### DATA TO PROCESS
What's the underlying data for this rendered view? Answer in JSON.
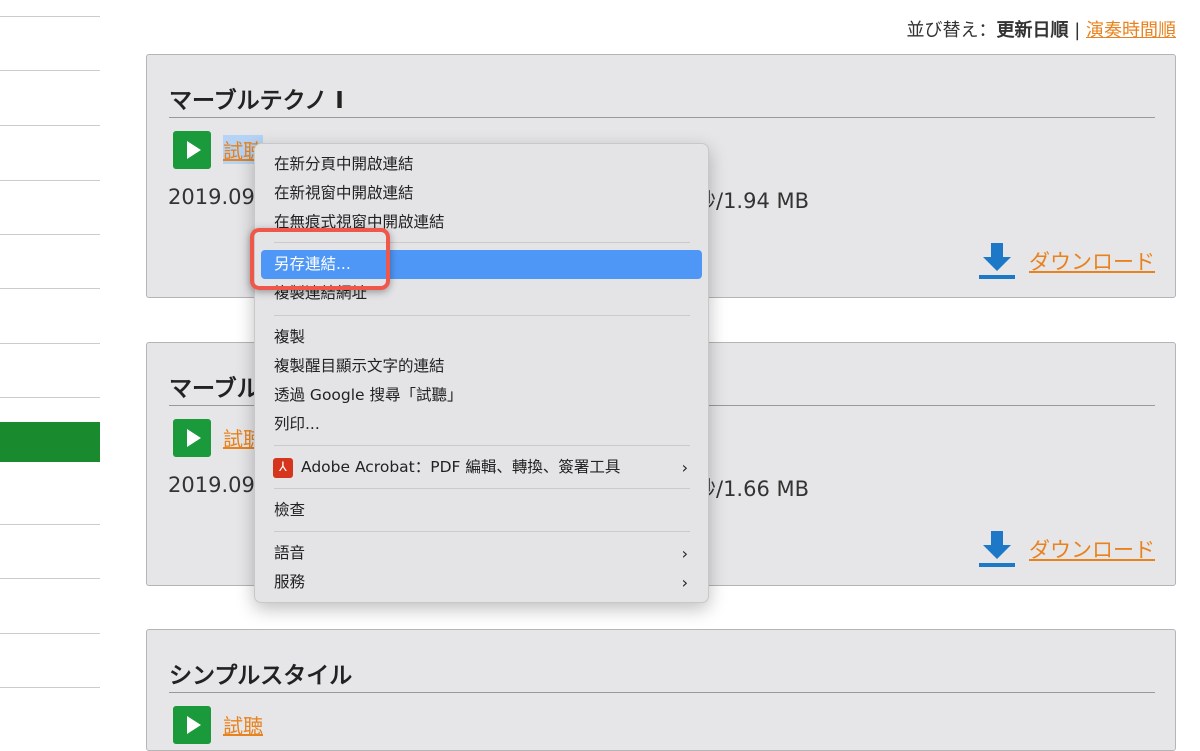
{
  "sort": {
    "label": "並び替え：",
    "current": "更新日順",
    "separator": "|",
    "alt": "演奏時間順"
  },
  "cards": [
    {
      "title": "マーブルテクノ I",
      "listen": "試聴",
      "meta_left": "2019.09",
      "meta_right": "秒/1.94 MB",
      "download": "ダウンロード"
    },
    {
      "title": "マーブル",
      "listen": "試聴",
      "meta_left": "2019.09",
      "meta_right": "秒/1.66 MB",
      "download": "ダウンロード"
    },
    {
      "title": "シンプルスタイル",
      "listen": "試聴"
    }
  ],
  "context_menu": {
    "items": [
      "在新分頁中開啟連結",
      "在新視窗中開啟連結",
      "在無痕式視窗中開啟連結",
      "另存連結...",
      "複製連結網址",
      "複製",
      "複製醒目顯示文字的連結",
      "透過 Google 搜尋「試聽」",
      "列印...",
      "Adobe Acrobat：PDF 編輯、轉換、簽署工具",
      "檢查",
      "語音",
      "服務"
    ],
    "submenu_arrow": "›"
  },
  "colors": {
    "accent": "#e8821e",
    "highlight": "#4f97f7",
    "callout": "#f0574b",
    "play": "#1a9a3a"
  }
}
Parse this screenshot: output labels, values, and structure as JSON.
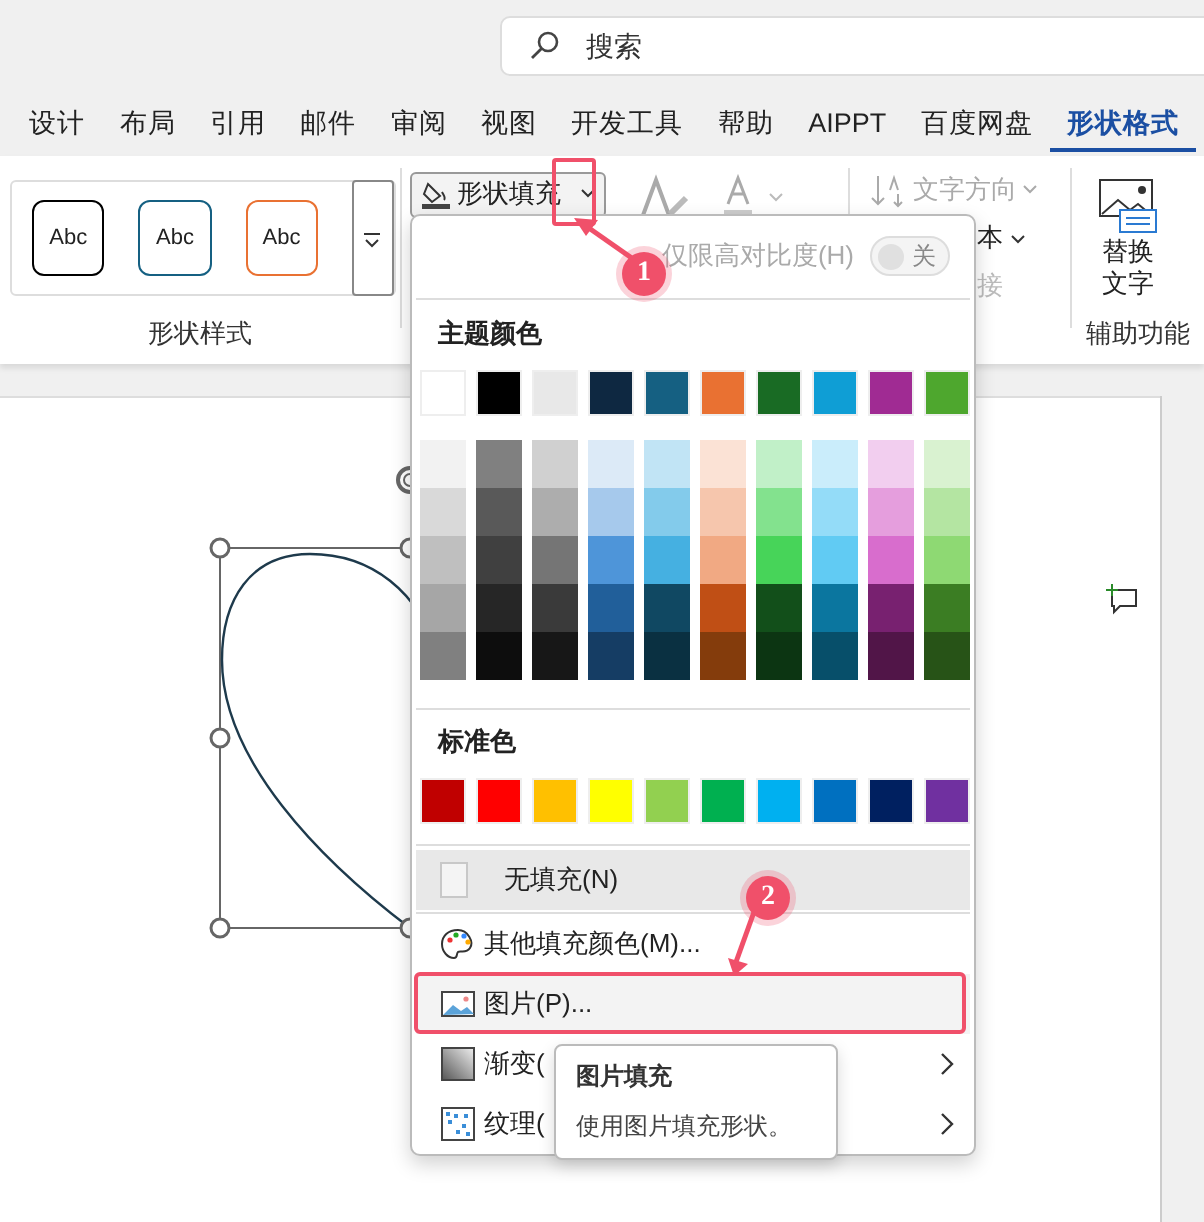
{
  "search": {
    "placeholder": "搜索"
  },
  "tabs": [
    {
      "label": "设计",
      "selected": false
    },
    {
      "label": "布局",
      "selected": false
    },
    {
      "label": "引用",
      "selected": false
    },
    {
      "label": "邮件",
      "selected": false
    },
    {
      "label": "审阅",
      "selected": false
    },
    {
      "label": "视图",
      "selected": false
    },
    {
      "label": "开发工具",
      "selected": false
    },
    {
      "label": "帮助",
      "selected": false
    },
    {
      "label": "AIPPT",
      "selected": false
    },
    {
      "label": "百度网盘",
      "selected": false
    },
    {
      "label": "形状格式",
      "selected": true
    }
  ],
  "ribbon": {
    "shape_styles": [
      {
        "label": "Abc",
        "color": "#000000"
      },
      {
        "label": "Abc",
        "color": "#156082"
      },
      {
        "label": "Abc",
        "color": "#e97132"
      }
    ],
    "shape_styles_label": "形状样式",
    "shape_fill_button": "形状填充",
    "text_direction": "文字方向",
    "text_cut": "本",
    "link_cut": "接",
    "alt_text_button": "替换文字",
    "accessibility_label": "辅助功能"
  },
  "menu": {
    "high_contrast": {
      "label": "仅限高对比度(H)",
      "value": "关",
      "on": false
    },
    "theme_title": "主题颜色",
    "theme_colors": [
      {
        "color": "#ffffff",
        "shades": [
          {
            "color": "#f2f2f2"
          },
          {
            "color": "#d9d9d9"
          },
          {
            "color": "#bfbfbf"
          },
          {
            "color": "#a6a6a6"
          },
          {
            "color": "#808080"
          }
        ]
      },
      {
        "color": "#000000",
        "shades": [
          {
            "color": "#808080"
          },
          {
            "color": "#595959"
          },
          {
            "color": "#404040"
          },
          {
            "color": "#262626"
          },
          {
            "color": "#0d0d0d"
          }
        ]
      },
      {
        "color": "#e8e8e8",
        "shades": [
          {
            "color": "#d0d0d0"
          },
          {
            "color": "#adadad"
          },
          {
            "color": "#757575"
          },
          {
            "color": "#3a3a3a"
          },
          {
            "color": "#171717"
          }
        ]
      },
      {
        "color": "#0e2841",
        "shades": [
          {
            "color": "#dceaf7"
          },
          {
            "color": "#a6c9ec"
          },
          {
            "color": "#4e95d9"
          },
          {
            "color": "#215f9a"
          },
          {
            "color": "#153d64"
          }
        ]
      },
      {
        "color": "#156082",
        "shades": [
          {
            "color": "#c1e4f5"
          },
          {
            "color": "#83cbeb"
          },
          {
            "color": "#45b0e1"
          },
          {
            "color": "#104862"
          },
          {
            "color": "#0a3041"
          }
        ]
      },
      {
        "color": "#e97132",
        "shades": [
          {
            "color": "#fbe2d5"
          },
          {
            "color": "#f6c6ad"
          },
          {
            "color": "#f1a983"
          },
          {
            "color": "#c04f15"
          },
          {
            "color": "#843c0c"
          }
        ]
      },
      {
        "color": "#196b24",
        "shades": [
          {
            "color": "#c1f0c8"
          },
          {
            "color": "#83e28e"
          },
          {
            "color": "#47d459"
          },
          {
            "color": "#124f1a"
          },
          {
            "color": "#0c3512"
          }
        ]
      },
      {
        "color": "#0f9ed5",
        "shades": [
          {
            "color": "#caedfb"
          },
          {
            "color": "#94dcf8"
          },
          {
            "color": "#61cbf3"
          },
          {
            "color": "#0b769f"
          },
          {
            "color": "#074f6a"
          }
        ]
      },
      {
        "color": "#a02b93",
        "shades": [
          {
            "color": "#f2ceef"
          },
          {
            "color": "#e59edd"
          },
          {
            "color": "#d86dcd"
          },
          {
            "color": "#782170"
          },
          {
            "color": "#511548"
          }
        ]
      },
      {
        "color": "#4ea72e",
        "shades": [
          {
            "color": "#d9f2d0"
          },
          {
            "color": "#b4e5a2"
          },
          {
            "color": "#8ed973"
          },
          {
            "color": "#3b7d23"
          },
          {
            "color": "#275317"
          }
        ]
      }
    ],
    "standard_title": "标准色",
    "standard_colors": [
      {
        "color": "#c00000"
      },
      {
        "color": "#ff0000"
      },
      {
        "color": "#ffc000"
      },
      {
        "color": "#ffff00"
      },
      {
        "color": "#92d050"
      },
      {
        "color": "#00b050"
      },
      {
        "color": "#00b0f0"
      },
      {
        "color": "#0070c0"
      },
      {
        "color": "#002060"
      },
      {
        "color": "#7030a0"
      }
    ],
    "items": [
      {
        "kind": "none",
        "label": "无填充(N)",
        "highlighted": true,
        "submenu": false
      },
      {
        "kind": "palette",
        "label": "其他填充颜色(M)...",
        "highlighted": false,
        "submenu": false
      },
      {
        "kind": "picture",
        "label": "图片(P)...",
        "highlighted": true,
        "submenu": false
      },
      {
        "kind": "gradient",
        "label": "渐变(",
        "highlighted": false,
        "submenu": true
      },
      {
        "kind": "texture",
        "label": "纹理(",
        "highlighted": false,
        "submenu": true
      }
    ]
  },
  "tooltip": {
    "title": "图片填充",
    "text": "使用图片填充形状。"
  },
  "annotations": [
    {
      "label": "1"
    },
    {
      "label": "2"
    }
  ]
}
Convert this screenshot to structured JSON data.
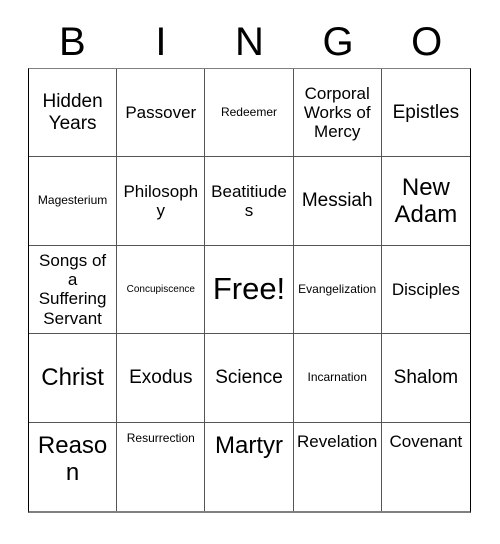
{
  "card": {
    "title": "Bingo Card",
    "header_letters": [
      "B",
      "I",
      "N",
      "G",
      "O"
    ],
    "free_space_label": "Free!",
    "colors": {
      "text": "#000000",
      "background": "#ffffff",
      "grid_line": "#555555",
      "frame_line": "#808080"
    },
    "grid": {
      "columns": 5,
      "rows": 5,
      "cells": [
        {
          "text": "Hidden Years",
          "size": "lg",
          "align": "middle"
        },
        {
          "text": "Passover",
          "size": "md",
          "align": "middle"
        },
        {
          "text": "Redeemer",
          "size": "sm",
          "align": "middle"
        },
        {
          "text": "Corporal Works of Mercy",
          "size": "md",
          "align": "middle"
        },
        {
          "text": "Epistles",
          "size": "lg",
          "align": "middle"
        },
        {
          "text": "Magesterium",
          "size": "sm",
          "align": "middle"
        },
        {
          "text": "Philosophy",
          "size": "md",
          "align": "middle"
        },
        {
          "text": "Beatitiudes",
          "size": "md",
          "align": "middle"
        },
        {
          "text": "Messiah",
          "size": "lg",
          "align": "middle"
        },
        {
          "text": "New Adam",
          "size": "xl",
          "align": "middle"
        },
        {
          "text": "Songs of a Suffering Servant",
          "size": "md",
          "align": "middle"
        },
        {
          "text": "Concupiscence",
          "size": "xs",
          "align": "middle"
        },
        {
          "text": "Free!",
          "size": "xxl",
          "align": "middle"
        },
        {
          "text": "Evangelization",
          "size": "sm",
          "align": "middle"
        },
        {
          "text": "Disciples",
          "size": "md",
          "align": "middle"
        },
        {
          "text": "Christ",
          "size": "xl",
          "align": "middle"
        },
        {
          "text": "Exodus",
          "size": "lg",
          "align": "middle"
        },
        {
          "text": "Science",
          "size": "lg",
          "align": "middle"
        },
        {
          "text": "Incarnation",
          "size": "sm",
          "align": "middle"
        },
        {
          "text": "Shalom",
          "size": "lg",
          "align": "middle"
        },
        {
          "text": "Reason",
          "size": "xl",
          "align": "top"
        },
        {
          "text": "Resurrection",
          "size": "sm",
          "align": "top"
        },
        {
          "text": "Martyr",
          "size": "xl",
          "align": "top"
        },
        {
          "text": "Revelation",
          "size": "md",
          "align": "top"
        },
        {
          "text": "Covenant",
          "size": "md",
          "align": "top"
        }
      ]
    }
  }
}
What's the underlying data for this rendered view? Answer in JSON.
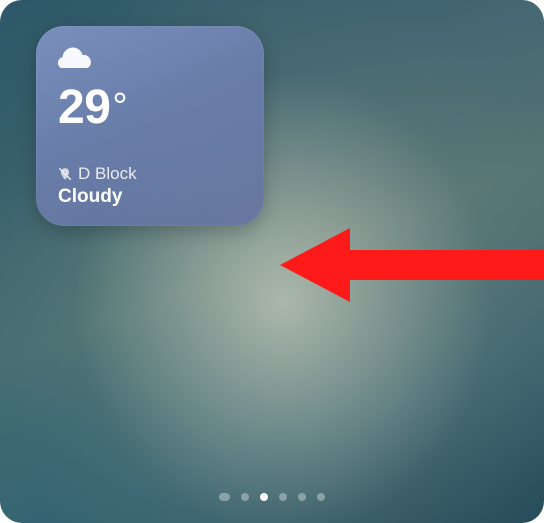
{
  "weather_widget": {
    "temperature_value": "29",
    "temperature_unit": "°",
    "location": "D Block",
    "condition": "Cloudy",
    "icon": "cloud"
  },
  "annotation": {
    "arrow_color": "#ff1a1a"
  },
  "pagination": {
    "total_pages": 6,
    "active_index": 2,
    "has_search_page": true
  }
}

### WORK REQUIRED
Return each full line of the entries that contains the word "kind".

### EXERCISE OUTPUT
        "kind": "none",
        "kind": "palette",
        "kind": "picture",
        "kind": "gradient",
        "kind": "texture",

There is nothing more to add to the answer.